Tomorrow marks the one-year anniversary of Florida’s so-called doggy dining law, a three-year experiment allowing pooches on restaurant patios.
Watching dogs in restaurants, stores and trains as we tour France has made us wonder if indeed 60 million Frenchmen can’t be wrong.
Yet the other night during dinner at a patio table next to us, a couple sat with their ‘tween son and a tiny doggy that they passed from person to person until the food came. The Yorkie was then expected to sit calmly under a chair while his family ate. Within minutes he started yelping when a large stray wandered by looking for handouts. Most of the diners good-naturedly ignored the dog, but our neighbors, clear dog lovers, juggled patting the big beast, feeding table scraps to their own puppy, keeping the two from scuffling (surely the tiny dog would win), and finishing their dinners. The management softly discouraged feeding scraps to the stray, but there was no real effort made to dissuade him from joining the families.
No one seemed bothered.
But poop happens. Having to engage in athletic contortions to avoid dog poop in the narrow streets of Nîmes, Marseilles or Toulouse makes us recognize that dogs without yards, grass-lined sidewalks, and pooper-scoopers, quickly make an otherwise lovely city unsanitary. One pioneering doggy-friendly restaurant in St. Petersburg, Florida discovered this when a canine guest had diarrhea during peak hours. The owner said, "Ultimately, we’re here to serve people, not dogs," and reverted to the no-dogs-allowed camp.
As lawmakers in Oregon, Missouri, Washington, Florida, Chicago, Austin, Dallas-Fort Worth, New York City and San Diego have discovered, there are reasons why dogs and their companions should — and should not — be allowed to “have a brewski together, a hot dog together or whatever they want” as former governor Jeb Bush worded it a year ago in enacting Florida’s legislation.
Florida appears to have considered the risks — at least on paper. And although doggy dining may be convenient for a client, for the restaurant owner it’s not as simple.
Under the law, Florida cities are able to enact an ordinance allowing restaurants to apply for permission to open their patio doors to dogs, under the following conditions:
• food service employees must not touch, pet or handle dogs while serving food or beverages;
• food service employees must wash their hands promptly after touching, petting or handling dogs;
• patrons must be advised to wash their hands before eating and the restaurant must provide waterless hand sanitizer at each table;

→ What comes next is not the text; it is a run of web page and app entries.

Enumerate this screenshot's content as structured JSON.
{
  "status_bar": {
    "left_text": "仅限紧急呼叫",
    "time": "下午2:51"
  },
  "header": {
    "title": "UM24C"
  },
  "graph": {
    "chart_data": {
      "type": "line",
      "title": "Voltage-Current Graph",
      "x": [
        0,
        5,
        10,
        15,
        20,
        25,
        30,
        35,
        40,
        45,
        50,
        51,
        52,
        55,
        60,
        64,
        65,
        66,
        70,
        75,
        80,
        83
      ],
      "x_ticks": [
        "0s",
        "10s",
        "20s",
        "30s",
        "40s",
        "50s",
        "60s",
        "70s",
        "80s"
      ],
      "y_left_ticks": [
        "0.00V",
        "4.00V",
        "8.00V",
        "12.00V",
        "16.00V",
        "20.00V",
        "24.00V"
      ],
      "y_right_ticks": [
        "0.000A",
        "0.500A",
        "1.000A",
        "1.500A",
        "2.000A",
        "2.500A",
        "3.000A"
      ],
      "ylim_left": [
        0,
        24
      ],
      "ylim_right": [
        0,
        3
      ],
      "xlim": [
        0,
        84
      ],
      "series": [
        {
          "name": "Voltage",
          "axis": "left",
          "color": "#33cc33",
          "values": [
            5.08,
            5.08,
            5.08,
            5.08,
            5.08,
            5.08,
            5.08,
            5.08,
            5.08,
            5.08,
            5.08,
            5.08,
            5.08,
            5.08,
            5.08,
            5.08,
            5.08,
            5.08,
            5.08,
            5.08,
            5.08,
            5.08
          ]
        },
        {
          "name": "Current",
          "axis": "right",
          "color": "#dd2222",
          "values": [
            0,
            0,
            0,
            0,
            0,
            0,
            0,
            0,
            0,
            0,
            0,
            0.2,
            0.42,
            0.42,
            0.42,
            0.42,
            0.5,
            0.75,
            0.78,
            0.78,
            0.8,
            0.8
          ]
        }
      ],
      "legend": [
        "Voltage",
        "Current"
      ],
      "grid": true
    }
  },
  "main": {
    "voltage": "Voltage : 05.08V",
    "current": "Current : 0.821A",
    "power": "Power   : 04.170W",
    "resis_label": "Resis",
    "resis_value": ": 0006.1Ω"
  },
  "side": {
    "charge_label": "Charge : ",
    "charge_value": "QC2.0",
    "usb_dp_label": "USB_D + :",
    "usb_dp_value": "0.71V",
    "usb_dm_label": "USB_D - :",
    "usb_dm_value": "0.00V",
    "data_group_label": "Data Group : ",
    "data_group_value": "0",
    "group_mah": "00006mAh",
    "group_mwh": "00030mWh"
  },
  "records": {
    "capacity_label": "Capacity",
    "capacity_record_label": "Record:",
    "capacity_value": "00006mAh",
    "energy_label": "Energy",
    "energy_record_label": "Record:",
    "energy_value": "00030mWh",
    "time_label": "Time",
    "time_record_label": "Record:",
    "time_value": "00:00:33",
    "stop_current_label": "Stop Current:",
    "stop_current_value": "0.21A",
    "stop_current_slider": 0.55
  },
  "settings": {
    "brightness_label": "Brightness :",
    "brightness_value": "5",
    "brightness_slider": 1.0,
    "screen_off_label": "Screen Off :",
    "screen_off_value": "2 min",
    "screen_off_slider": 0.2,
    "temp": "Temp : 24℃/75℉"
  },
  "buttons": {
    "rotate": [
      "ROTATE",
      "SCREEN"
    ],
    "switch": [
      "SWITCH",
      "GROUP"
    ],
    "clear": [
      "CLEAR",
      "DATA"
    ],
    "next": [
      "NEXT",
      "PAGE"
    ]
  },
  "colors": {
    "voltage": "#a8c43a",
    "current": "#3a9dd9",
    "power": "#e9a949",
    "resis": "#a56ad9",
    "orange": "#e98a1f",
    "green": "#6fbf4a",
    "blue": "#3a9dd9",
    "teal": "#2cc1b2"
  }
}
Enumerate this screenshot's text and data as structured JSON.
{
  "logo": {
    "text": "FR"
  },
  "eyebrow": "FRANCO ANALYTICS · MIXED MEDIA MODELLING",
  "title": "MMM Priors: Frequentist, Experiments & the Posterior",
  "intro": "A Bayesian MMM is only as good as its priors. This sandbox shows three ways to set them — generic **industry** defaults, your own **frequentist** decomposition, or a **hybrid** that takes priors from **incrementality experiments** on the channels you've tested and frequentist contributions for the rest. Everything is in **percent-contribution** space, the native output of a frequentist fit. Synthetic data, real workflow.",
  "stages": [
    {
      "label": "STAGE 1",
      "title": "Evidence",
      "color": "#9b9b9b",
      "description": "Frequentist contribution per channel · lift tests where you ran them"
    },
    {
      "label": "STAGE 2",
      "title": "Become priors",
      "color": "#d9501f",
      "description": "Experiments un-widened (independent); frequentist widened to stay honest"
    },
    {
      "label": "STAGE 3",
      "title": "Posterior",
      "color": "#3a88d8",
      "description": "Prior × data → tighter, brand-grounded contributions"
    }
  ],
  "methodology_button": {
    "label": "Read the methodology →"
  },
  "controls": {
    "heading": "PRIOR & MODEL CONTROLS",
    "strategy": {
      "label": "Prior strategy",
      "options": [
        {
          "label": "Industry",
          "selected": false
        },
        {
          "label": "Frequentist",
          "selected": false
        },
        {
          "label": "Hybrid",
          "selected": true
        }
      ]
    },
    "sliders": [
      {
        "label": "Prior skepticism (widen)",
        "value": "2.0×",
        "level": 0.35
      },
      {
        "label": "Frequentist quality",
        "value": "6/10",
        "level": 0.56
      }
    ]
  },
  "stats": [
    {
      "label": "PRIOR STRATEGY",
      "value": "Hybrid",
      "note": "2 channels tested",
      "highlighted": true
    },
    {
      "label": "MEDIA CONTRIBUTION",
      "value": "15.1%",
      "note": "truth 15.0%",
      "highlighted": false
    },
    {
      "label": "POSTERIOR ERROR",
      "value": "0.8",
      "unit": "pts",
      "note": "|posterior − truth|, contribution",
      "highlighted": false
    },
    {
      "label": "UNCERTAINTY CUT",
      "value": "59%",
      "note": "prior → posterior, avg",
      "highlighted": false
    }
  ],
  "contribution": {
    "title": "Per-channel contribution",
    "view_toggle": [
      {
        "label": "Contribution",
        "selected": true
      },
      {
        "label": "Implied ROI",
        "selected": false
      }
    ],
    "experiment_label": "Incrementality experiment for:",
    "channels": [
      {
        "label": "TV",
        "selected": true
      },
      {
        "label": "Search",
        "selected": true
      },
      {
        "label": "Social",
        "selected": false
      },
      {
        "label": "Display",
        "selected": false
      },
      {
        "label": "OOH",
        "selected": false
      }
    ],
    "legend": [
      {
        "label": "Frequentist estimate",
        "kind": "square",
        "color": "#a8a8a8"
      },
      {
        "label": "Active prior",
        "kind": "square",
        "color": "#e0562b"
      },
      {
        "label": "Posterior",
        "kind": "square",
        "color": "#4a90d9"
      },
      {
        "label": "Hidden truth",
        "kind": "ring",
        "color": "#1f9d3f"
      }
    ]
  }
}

• dogs must not come into contact with serving dishes, utensils and tableware or other items involved in food service (this is the only applicable law in France);
• dogs will not be allowed on chairs, tables or other furnishings.
• accidents involving dog waste must be cleaned immediately and the area must be sanitized;
• cats and other pets are not covered by the law; and,
• local governments can issue a fee to the restaurants for permit.
While the benefits for a dog-loving nation may seem apparent, there are any number of risks: tripping, biting, dog fights, barking, allergies, and the transfer of dangerous microorganisms such as E. coli, salmonella and cryptosporidium, among others. If it’s difficult to get employees to wash their hands after using the bathroom, what about after touching a dog? And do public health inspectors, who already investigate both dog bites and restaurants in many cities, really need more of both without extra help?
The transfer of pathogens from dogs to humans (and vice-versa) is well-documented — but not on restaurant patios. The outbreaks of foodborne illness just aren’t there. A pre-rehab Britney Spears changing her baby’s diaper on a restaurant table likely poses a greater risk.
As pet owners, we would likely choose to frequent restaurants that allow our (exceedingly well-behaved) dogs on the terrace, as we have done in the past.
If we were restaurant owners, we would want to know we weren’t serving poop, whether it came with the bags of spinach, was ground up in the beef that wasn’t sufficiently cooked, or transmitted on our patio by a pet. Further, we’d want to know the dog — and more importantly the owner — before they came anywhere near our patio.
The evidence suggests that dogs can and should be allowed on restaurant patios — but only at the discretion of restaurant staff and only if staff and owners follow the Florida protocol.
Amy Hubbell and Douglas Powell are with the International Food Safety Network at Kansas State University.